* Data for analysis
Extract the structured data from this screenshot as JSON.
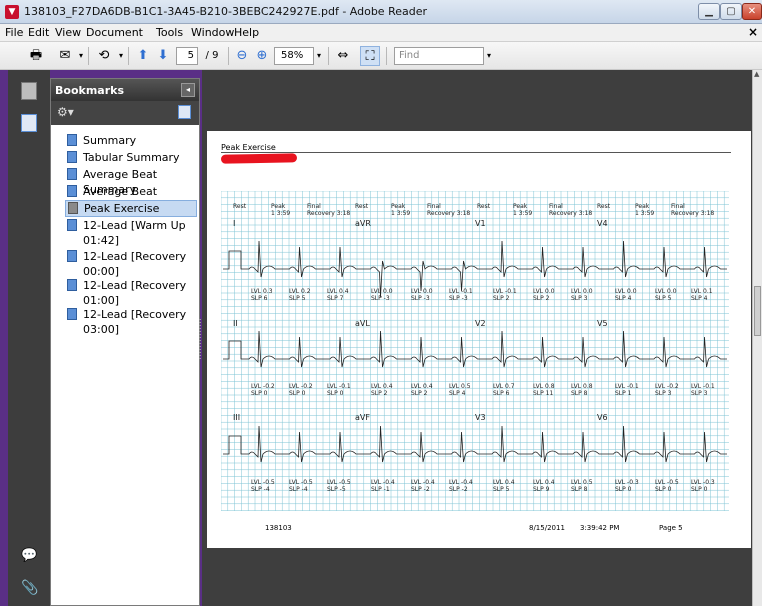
{
  "window": {
    "title": "138103_F27DA6DB-B1C1-3A45-B210-3BEBC242927E.pdf - Adobe Reader",
    "min_icon": "window-minimize-icon",
    "max_icon": "window-maximize-icon",
    "close_icon": "window-close-icon"
  },
  "menu": {
    "items": [
      {
        "label": "File"
      },
      {
        "label": "Edit"
      },
      {
        "label": "View"
      },
      {
        "label": "Document"
      },
      {
        "label": "Tools"
      },
      {
        "label": "Window"
      },
      {
        "label": "Help"
      }
    ],
    "close_glyph": "×"
  },
  "toolbar": {
    "page_current": "5",
    "page_total": "/ 9",
    "zoom": "58%",
    "find_placeholder": "Find"
  },
  "bookmarks": {
    "title": "Bookmarks",
    "items": [
      {
        "label": "Summary"
      },
      {
        "label": "Tabular Summary"
      },
      {
        "label": "Average Beat Summary"
      },
      {
        "label": "Average Beat Summary"
      },
      {
        "label": "Peak Exercise"
      },
      {
        "label": "12-Lead [Warm Up 01:42]"
      },
      {
        "label": "12-Lead [Recovery 00:00]"
      },
      {
        "label": "12-Lead [Recovery 01:00]"
      },
      {
        "label": "12-Lead [Recovery 03:00]"
      }
    ]
  },
  "document": {
    "heading": "Peak Exercise",
    "footer_id": "138103",
    "footer_date": "8/15/2011",
    "footer_time": "3:39:42 PM",
    "footer_page": "Page 5",
    "ecg": {
      "grid_color": "#7fc4d4",
      "header_labels": [
        {
          "t": "Rest"
        },
        {
          "t": "Peak"
        },
        {
          "t": "Final"
        },
        {
          "t": "Rest"
        },
        {
          "t": "Peak"
        },
        {
          "t": "Final"
        },
        {
          "t": "Rest"
        },
        {
          "t": "Peak"
        },
        {
          "t": "Final"
        },
        {
          "t": "Rest"
        },
        {
          "t": "Peak"
        },
        {
          "t": "Final"
        }
      ],
      "header_sub": [
        {
          "t": "1  3:59"
        },
        {
          "t": "Recovery 3:18"
        },
        {
          "t": "1  3:59"
        },
        {
          "t": "Recovery 3:18"
        },
        {
          "t": "1  3:59"
        },
        {
          "t": "Recovery 3:18"
        },
        {
          "t": "1  3:59"
        },
        {
          "t": "Recovery 3:18"
        }
      ],
      "leads": [
        {
          "t": "I"
        },
        {
          "t": "aVR"
        },
        {
          "t": "V1"
        },
        {
          "t": "V4"
        },
        {
          "t": "II"
        },
        {
          "t": "aVL"
        },
        {
          "t": "V2"
        },
        {
          "t": "V5"
        },
        {
          "t": "III"
        },
        {
          "t": "aVF"
        },
        {
          "t": "V3"
        },
        {
          "t": "V6"
        }
      ],
      "row1_lvl": [
        "LVL 0.3",
        "LVL 0.2",
        "LVL 0.4",
        "LVL 0.0",
        "LVL 0.0",
        "LVL -0.1",
        "LVL -0.1",
        "LVL 0.0",
        "LVL 0.0",
        "LVL 0.0",
        "LVL 0.0",
        "LVL 0.1"
      ],
      "row1_slp": [
        "SLP 6",
        "SLP 5",
        "SLP 7",
        "SLP -3",
        "SLP -3",
        "SLP -3",
        "SLP 2",
        "SLP 2",
        "SLP 3",
        "SLP 4",
        "SLP 5",
        "SLP 4"
      ],
      "row2_lvl": [
        "LVL -0.2",
        "LVL -0.2",
        "LVL -0.1",
        "LVL 0.4",
        "LVL 0.4",
        "LVL 0.5",
        "LVL 0.7",
        "LVL 0.8",
        "LVL 0.8",
        "LVL -0.1",
        "LVL -0.2",
        "LVL -0.1"
      ],
      "row2_slp": [
        "SLP 0",
        "SLP 0",
        "SLP 0",
        "SLP 2",
        "SLP 2",
        "SLP 4",
        "SLP 6",
        "SLP 11",
        "SLP 8",
        "SLP 1",
        "SLP 3",
        "SLP 3"
      ],
      "row3_lvl": [
        "LVL -0.5",
        "LVL -0.5",
        "LVL -0.5",
        "LVL -0.4",
        "LVL -0.4",
        "LVL -0.4",
        "LVL 0.4",
        "LVL 0.4",
        "LVL 0.5",
        "LVL -0.3",
        "LVL -0.5",
        "LVL -0.3"
      ],
      "row3_slp": [
        "SLP -4",
        "SLP -4",
        "SLP -5",
        "SLP -1",
        "SLP -2",
        "SLP -2",
        "SLP 5",
        "SLP 9",
        "SLP 8",
        "SLP 0",
        "SLP 0",
        "SLP 0"
      ]
    }
  }
}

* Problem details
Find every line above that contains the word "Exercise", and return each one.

* Answer to this problem
        "label": "Peak Exercise"
    "heading": "Peak Exercise",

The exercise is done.